Sometimes after studying for too long, ideas no longer come to us. At that point in time, it’s better to take a break and move on to a different concept. (Assuming you haven’t spent too long studying for mathematics as a whole obviously.) Then revisit it later. I’ve done this multiple times, and usually I find the issue the second time round! (And feel stupid for not realising the first time, but hey, at least it’s been sorted!)
But if you come back to it, and do the same process again (and again…), then perhaps you just aren’t sure. That’s fine, I’m there quite often. Again, ask for help! Your teacher and/or your classmates might have an idea! Or, of course, casually slide into our forums 😉
5. Use your textbook too much
Your textbook won’t be there beside you in the exam – remember that fact! Textbooks were designed to help teach/learn the content, and lead into revision.

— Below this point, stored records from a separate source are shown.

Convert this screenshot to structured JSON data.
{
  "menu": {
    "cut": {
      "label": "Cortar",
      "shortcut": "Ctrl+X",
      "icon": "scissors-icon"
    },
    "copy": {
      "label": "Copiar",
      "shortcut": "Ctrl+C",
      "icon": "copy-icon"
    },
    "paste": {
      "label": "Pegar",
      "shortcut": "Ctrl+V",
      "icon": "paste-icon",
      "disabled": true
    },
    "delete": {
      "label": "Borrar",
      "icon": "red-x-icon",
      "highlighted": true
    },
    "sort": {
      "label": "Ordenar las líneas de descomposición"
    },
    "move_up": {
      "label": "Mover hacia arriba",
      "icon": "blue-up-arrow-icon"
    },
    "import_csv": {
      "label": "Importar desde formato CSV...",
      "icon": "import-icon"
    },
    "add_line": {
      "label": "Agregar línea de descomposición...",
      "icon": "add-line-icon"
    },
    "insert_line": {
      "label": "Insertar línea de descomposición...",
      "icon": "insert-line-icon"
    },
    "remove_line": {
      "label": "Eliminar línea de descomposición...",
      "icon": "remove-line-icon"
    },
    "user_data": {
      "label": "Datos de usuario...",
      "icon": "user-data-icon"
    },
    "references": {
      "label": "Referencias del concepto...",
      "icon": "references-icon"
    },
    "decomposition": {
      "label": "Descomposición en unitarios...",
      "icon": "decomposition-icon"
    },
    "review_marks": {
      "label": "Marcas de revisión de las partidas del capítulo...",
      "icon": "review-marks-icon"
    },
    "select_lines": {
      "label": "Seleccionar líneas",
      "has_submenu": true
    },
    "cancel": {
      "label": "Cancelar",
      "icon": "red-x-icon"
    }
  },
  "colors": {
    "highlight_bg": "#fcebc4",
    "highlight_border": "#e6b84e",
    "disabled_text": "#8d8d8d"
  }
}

They’re not there to copy out every method onto your answer booklet.
Although quite uncommon, you may be surprised at how many students bluntly copy the method down without thinking about why they’re using it!
Textbooks are a great reference; they’re just not there to do everything for you. Try to think about why certain methods work yourself. That way, you’ll have better intuition about when to use said techniques!
6. Use your textbook too little!
Yes, it can go the other way! Some people get overconfident with their abilities and leave themselves way too vulnerable to mind blanks and the occasional forgetfulness.
It’s true to say many students actually survive mostly without the textbook, after a certain point with their studying. They already have the methods memorised – some may even have fancy problem solving techniques up their sleeves! But this usually doesn’t happen until a while.
Generally speaking, your textbook should be there as a reference whenever you need it. Never be too stubborn to use it! The goal is to minimise the usage, not necessarily to obliterate it.
7. Finally – not collaborate!
This comes from personal experience. It applies to every subject in my opinion, not just maths.
Because I was always willing to help my peers, I received lots of support in return. I was top of my class in maths, yet there were many times that I learnt tricks and techniques off them! They also provided me more resources than I already had, especially with new sources for questions.
Ultimately, you benefit each other. That, and your peers like you more and tend to support you too!